In preparation for Summer in this series, Leslie Layman, coordinator of the Truman College Child Development Program, will discuss her favorite ideas for taking Math and and other STEAM ideas outside.
When I teach Truman College’s Science and Math for Young Children course, I have the students break into groups, do research about, and then debate the benefits and risks of children’s interactions with nature and technology. Typically both the students on the nature side and on the tech side begin the debate arguing that theirs is the more important subject to teach young children. Through the process of research and debate, we almost always come to the conclusion that young children need both. I want to share some of my ideas about ways to meaningfully integrate the use of technology into outdoor and nature experiences for young children.
It is also my experience that many parents and early childhood professionals are often afraid of using technology with young children. We are in the midst of a wave of media accusations that technology both delays children’s development; is as addictive as heroin and a panic that our children are not graduating from high school with technological skills that they need for future success. My approach is to think critically about why and with whom the technology is being used and what it might be replacing. Is it being used to support the child or distract them, is it being used to support a relationship, and is it taking the place of something they need for development? I also like to remind people that any object made by humans to make their lives easier is a technology. I love the anecdote that Socrates was against writing because he believed it would prevent people from learning by memorization. See the Erikson TEC Center for reports on the use of media and technology with young children along with other excellent resources.
I love bringing technology and nature together because that is often how technology is used in the real world by engineers, scientists, naturalists, and other professionals. It also allows adults to relax a little about the technology as it is not being used passively or preventing kids from going outside. One of my favorite ideas is to disable the internet and apps on an old, donated phone so that children may use it only for photos and videos. Empower children to document what is interesting to them when they are in nature and to share it with their friends and families. They can make a photo journal or video essay of their experiences outside.
There are also amazing apps that allow you to use the camera on your phone to identify and classify plants and animals. Your phone or tablet becomes a real world research tool that children can use instantly. This is especially enjoyable for children who have a special interest in a particular type of plant, animal, or insect. You can also use technology outside to have your classroom engage in citizen science projects. You can count birds, monitor the stars, and show your children natural images from climates that are both similar to and different than their own. Monkey Bar Collective modifies the idea of GeoCaching to keep children engaged in scavenger hunt activities in zoos, museums, outdoors, and other locations. You can use voice recorder apps to record animal noises, children’s musings, and other outdoor sounds.
It’s also important to remember all of the “low tech” options you have for interacting in nature. Try keeping writing materials outside so that children can keep a nature journal or press their favorite flowers and leaves. Take maps and compasses with you on walks and use them to find your location and get to your destination. Bring clay outside and try to recreate a play structure or sculpt and animal that you see.

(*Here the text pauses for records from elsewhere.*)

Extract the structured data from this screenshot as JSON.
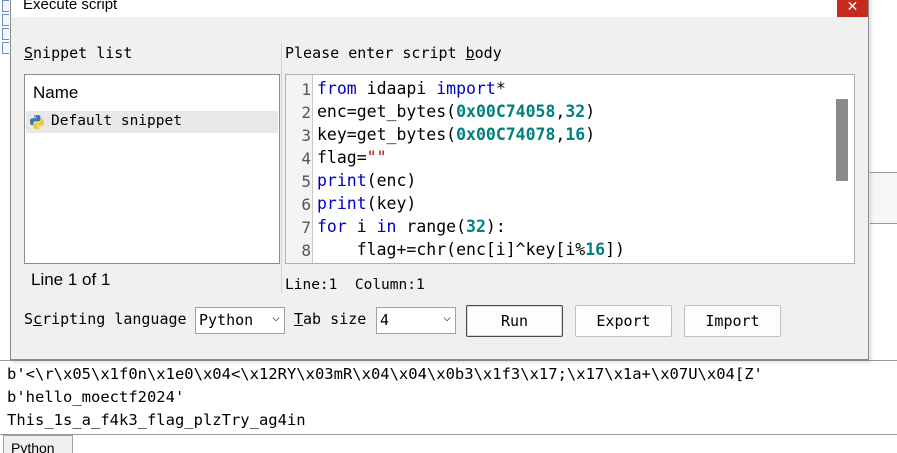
{
  "dialog": {
    "title": "Execute script",
    "close_icon": "close-icon",
    "snippet_list_label": "Snippet list",
    "snippet_list_label_accel": "S",
    "snippet_list_label_rest": "nippet list",
    "snippet_list_header": "Name",
    "snippets": [
      {
        "label": "Default snippet",
        "icon": "python-icon",
        "selected": true
      }
    ],
    "line_count": "Line 1 of 1",
    "script_body_label_pre": "Please enter script ",
    "script_body_label_accel": "b",
    "script_body_label_post": "ody",
    "code_lines": [
      {
        "n": "1",
        "kw1": "from",
        "t1": " idaapi ",
        "kw2": "import",
        "t2": "*"
      },
      {
        "n": "2",
        "t1": "enc=get_bytes(",
        "num1": "0x00C74058",
        "t2": ",",
        "num2": "32",
        "t3": ")"
      },
      {
        "n": "3",
        "t1": "key=get_bytes(",
        "num1": "0x00C74078",
        "t2": ",",
        "num2": "16",
        "t3": ")"
      },
      {
        "n": "4",
        "t1": "flag=",
        "str": "\"\""
      },
      {
        "n": "5",
        "kw1": "print",
        "t1": "(enc)"
      },
      {
        "n": "6",
        "kw1": "print",
        "t1": "(key)"
      },
      {
        "n": "7",
        "kw1": "for",
        "t1": " i ",
        "kw2": "in",
        "t2": " range(",
        "num1": "32",
        "t3": "):"
      },
      {
        "n": "8",
        "t1": "    flag+=chr(enc[i]^key[i%",
        "num1": "16",
        "t2": "])"
      }
    ],
    "status_line": "Line:1",
    "status_column": "Column:1",
    "scripting_language_label_pre": "S",
    "scripting_language_label_accel": "c",
    "scripting_language_label_post": "ripting language",
    "scripting_language_value": "Python",
    "tab_size_label_accel": "T",
    "tab_size_label_post": "ab size",
    "tab_size_value": "4",
    "run_label": "Run",
    "export_label": "Export",
    "import_label": "Import"
  },
  "output": {
    "lines": [
      "b'<\\r\\x05\\x1f0n\\x1e0\\x04<\\x12RY\\x03mR\\x04\\x04\\x0b3\\x1f3\\x17;\\x17\\x1a+\\x07U\\x04[Z'",
      "b'hello_moectf2024'",
      "This_1s_a_f4k3_flag_plzTry_ag4in"
    ],
    "tab_label": "Python"
  }
}
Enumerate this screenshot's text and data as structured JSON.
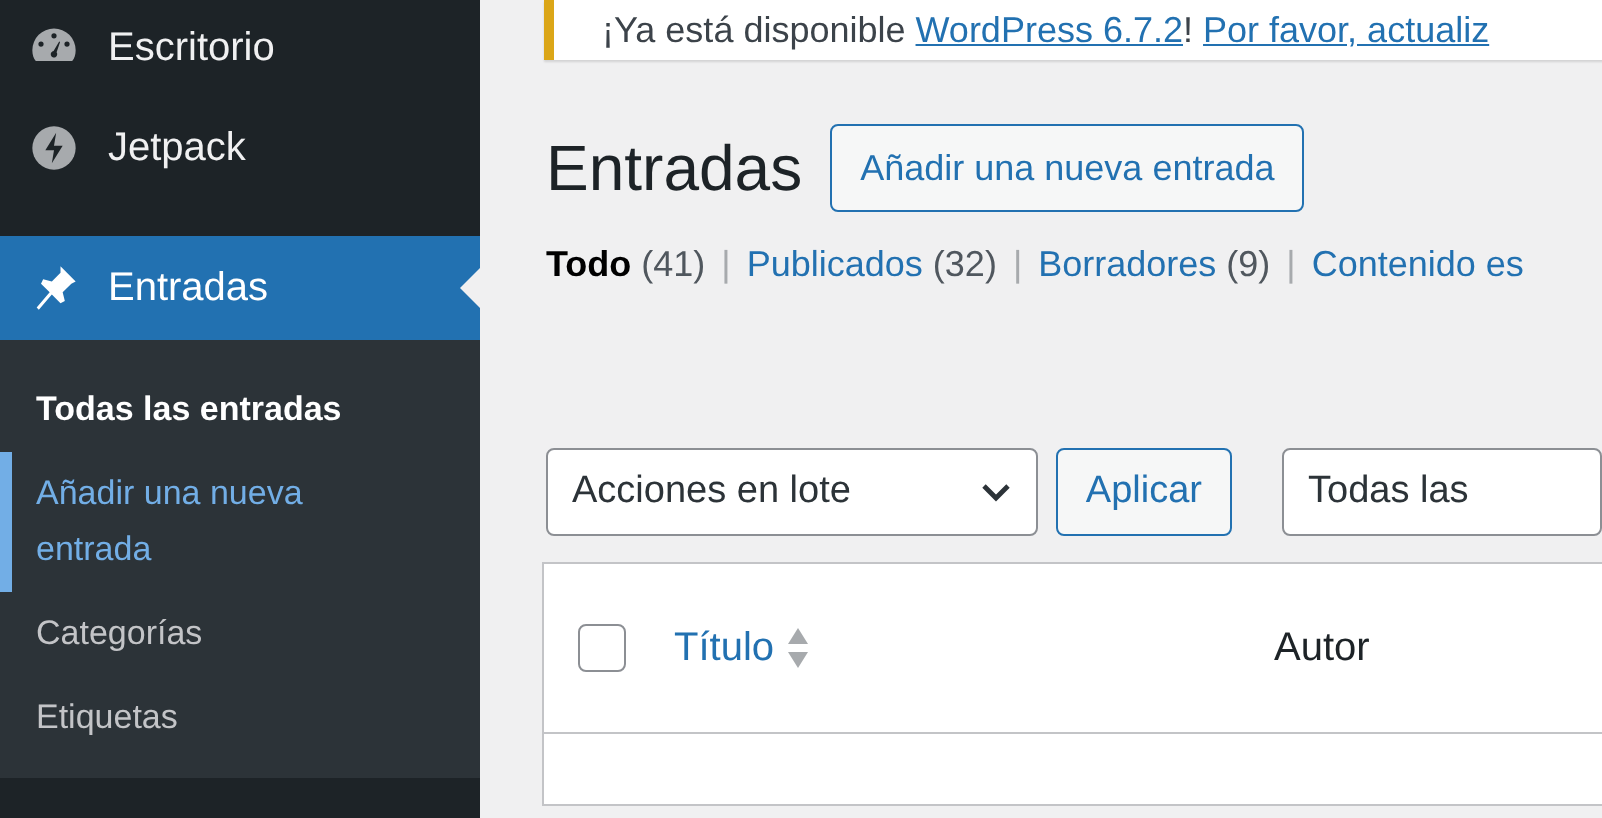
{
  "sidebar": {
    "items": [
      {
        "label": "Escritorio",
        "selected": false
      },
      {
        "label": "Jetpack",
        "selected": false
      },
      {
        "label": "Entradas",
        "selected": true
      }
    ],
    "submenu": [
      {
        "label": "Todas las entradas",
        "selected": true,
        "highlighted": false
      },
      {
        "label": "Añadir una nueva entrada",
        "selected": false,
        "highlighted": true
      },
      {
        "label": "Categorías",
        "selected": false,
        "highlighted": false
      },
      {
        "label": "Etiquetas",
        "selected": false,
        "highlighted": false
      }
    ]
  },
  "notice": {
    "text": "¡Ya está disponible",
    "link": "WordPress 6.7.2",
    "sep": "!",
    "action": "Por favor, actualiz"
  },
  "page_title": "Entradas",
  "add_button": "Añadir una nueva entrada",
  "filters": [
    {
      "label": "Todo",
      "count": "(41)",
      "selected": true
    },
    {
      "separator": "|",
      "label": "Publicados",
      "count": "(32)",
      "selected": false
    },
    {
      "separator": "|",
      "label": "Borradores",
      "count": "(9)",
      "selected": false
    },
    {
      "separator": "|",
      "label": "Contenido es",
      "selected": false
    }
  ],
  "bulk_actions": {
    "value": "Acciones en lote"
  },
  "apply_button": "Aplicar",
  "date_filter": {
    "value": "Todas las"
  },
  "table": {
    "select_all": {
      "checked": false
    },
    "columns": [
      {
        "label": "Título",
        "sortable": true
      },
      {
        "label": "Autor",
        "sortable": false
      }
    ]
  }
}
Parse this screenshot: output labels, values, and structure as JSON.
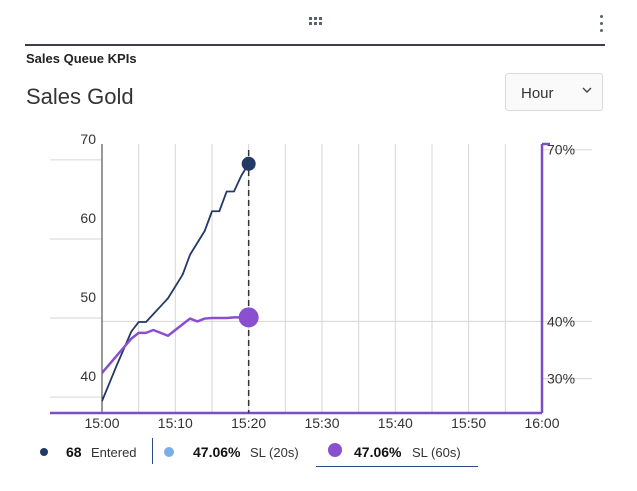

I often hear that parents and professionals are worried that if technology is around, children will not interact with each other or play. I believe this is a very valid concern. I think it is important that devices are available only when they are enhancing an experience, and that they are always to be shared, so that using the technology requires a social interaction. I also believe it is important not to use technology as a reward or a punishment, giving it more emotional value than it deserves. The other gentle reminder that I have for adults is to model the behavior that you would like children to use. If you do not want children to use a phone or tablet on the playground as a distraction, than you also may not use them in that way.
Technology can be a powerful tool for increasing interactions with and appreciation of nature when used socially, purposefully, and with moderation.